P1 lysogens of Escherichia coli carry the prophage as a stable low copy number plasmid, which is ensured by a plasmid-encoded mechanism that causes death of cells that have lost P1. The lysogenic cells appear to be "addicted" to the presence of the prophage. The "plasmid addiction system" of bacteriophage P1 consists of two proteins: a stable toxin known as Doc (death on cure) and an unstable antidote named Phd (prevent host death).
Phd prevents the lethal action of Doc by forming a tight complex with it. The toxin Doc hosts the C-terminal domain of its antitoxin partner Phd through fold complementation. Phd folds into an {alpha}-helix upon binding to Doc. The complex resembles the Fic (filamentation induced by cAMP) proteins.

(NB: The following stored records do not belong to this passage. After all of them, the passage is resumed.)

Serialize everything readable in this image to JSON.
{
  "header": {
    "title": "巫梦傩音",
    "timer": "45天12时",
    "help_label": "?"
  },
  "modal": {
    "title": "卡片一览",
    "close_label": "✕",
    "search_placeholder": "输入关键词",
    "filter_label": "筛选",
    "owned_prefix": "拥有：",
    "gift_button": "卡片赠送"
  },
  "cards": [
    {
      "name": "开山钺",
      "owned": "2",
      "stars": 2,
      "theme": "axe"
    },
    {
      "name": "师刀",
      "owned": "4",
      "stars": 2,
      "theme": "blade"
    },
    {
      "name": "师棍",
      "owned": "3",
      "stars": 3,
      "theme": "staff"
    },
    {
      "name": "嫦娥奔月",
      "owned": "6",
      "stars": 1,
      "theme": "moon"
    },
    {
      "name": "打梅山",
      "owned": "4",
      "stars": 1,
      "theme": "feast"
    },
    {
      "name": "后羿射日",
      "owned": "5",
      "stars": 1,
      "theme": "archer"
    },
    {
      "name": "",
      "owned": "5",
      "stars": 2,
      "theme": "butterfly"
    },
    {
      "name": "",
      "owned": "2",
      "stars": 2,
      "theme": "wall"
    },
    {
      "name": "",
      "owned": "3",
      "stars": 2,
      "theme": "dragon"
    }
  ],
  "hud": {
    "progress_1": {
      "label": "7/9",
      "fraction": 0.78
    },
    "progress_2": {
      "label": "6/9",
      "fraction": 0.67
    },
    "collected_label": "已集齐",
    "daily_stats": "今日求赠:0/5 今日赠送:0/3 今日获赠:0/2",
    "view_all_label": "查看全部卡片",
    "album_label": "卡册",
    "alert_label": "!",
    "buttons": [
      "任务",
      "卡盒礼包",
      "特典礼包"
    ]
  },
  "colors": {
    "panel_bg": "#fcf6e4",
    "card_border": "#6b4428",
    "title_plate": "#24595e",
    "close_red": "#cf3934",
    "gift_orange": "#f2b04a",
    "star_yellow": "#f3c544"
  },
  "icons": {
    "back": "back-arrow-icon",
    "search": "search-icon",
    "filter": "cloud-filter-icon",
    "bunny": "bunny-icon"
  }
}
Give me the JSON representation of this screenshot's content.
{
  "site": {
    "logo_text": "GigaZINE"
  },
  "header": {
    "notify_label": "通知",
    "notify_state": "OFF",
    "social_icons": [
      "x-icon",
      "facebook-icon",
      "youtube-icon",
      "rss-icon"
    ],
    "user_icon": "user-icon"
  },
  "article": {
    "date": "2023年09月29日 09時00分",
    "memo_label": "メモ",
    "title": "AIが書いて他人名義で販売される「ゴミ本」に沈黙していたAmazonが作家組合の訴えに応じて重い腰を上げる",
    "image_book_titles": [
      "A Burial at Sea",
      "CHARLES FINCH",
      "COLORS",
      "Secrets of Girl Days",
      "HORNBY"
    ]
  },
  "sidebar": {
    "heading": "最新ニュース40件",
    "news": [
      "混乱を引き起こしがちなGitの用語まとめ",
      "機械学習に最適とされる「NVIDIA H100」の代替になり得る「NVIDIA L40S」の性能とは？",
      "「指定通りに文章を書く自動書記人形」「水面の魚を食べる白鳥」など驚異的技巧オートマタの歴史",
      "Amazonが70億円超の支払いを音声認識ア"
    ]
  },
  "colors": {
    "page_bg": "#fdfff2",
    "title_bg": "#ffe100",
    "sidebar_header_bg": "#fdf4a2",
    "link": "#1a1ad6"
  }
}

Free Phd is degraded by the serine protease ClpPX. The cellular target of Doc seems to be a step in protein synthesis.